Description of the task:
What lines of the data below hold the string "icon"? Copy each one.

Task data:
▽

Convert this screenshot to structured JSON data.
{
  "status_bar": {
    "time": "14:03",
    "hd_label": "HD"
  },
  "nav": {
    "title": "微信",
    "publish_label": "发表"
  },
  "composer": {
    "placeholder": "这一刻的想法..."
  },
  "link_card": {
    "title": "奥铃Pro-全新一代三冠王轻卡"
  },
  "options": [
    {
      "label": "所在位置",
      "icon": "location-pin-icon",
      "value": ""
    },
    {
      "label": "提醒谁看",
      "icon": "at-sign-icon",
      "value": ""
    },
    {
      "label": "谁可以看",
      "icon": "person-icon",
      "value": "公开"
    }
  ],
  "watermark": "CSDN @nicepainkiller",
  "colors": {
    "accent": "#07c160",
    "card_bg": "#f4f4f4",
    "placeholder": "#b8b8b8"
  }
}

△

Solved exercise:
      "icon": "location-pin-icon",
      "icon": "at-sign-icon",
      "icon": "person-icon",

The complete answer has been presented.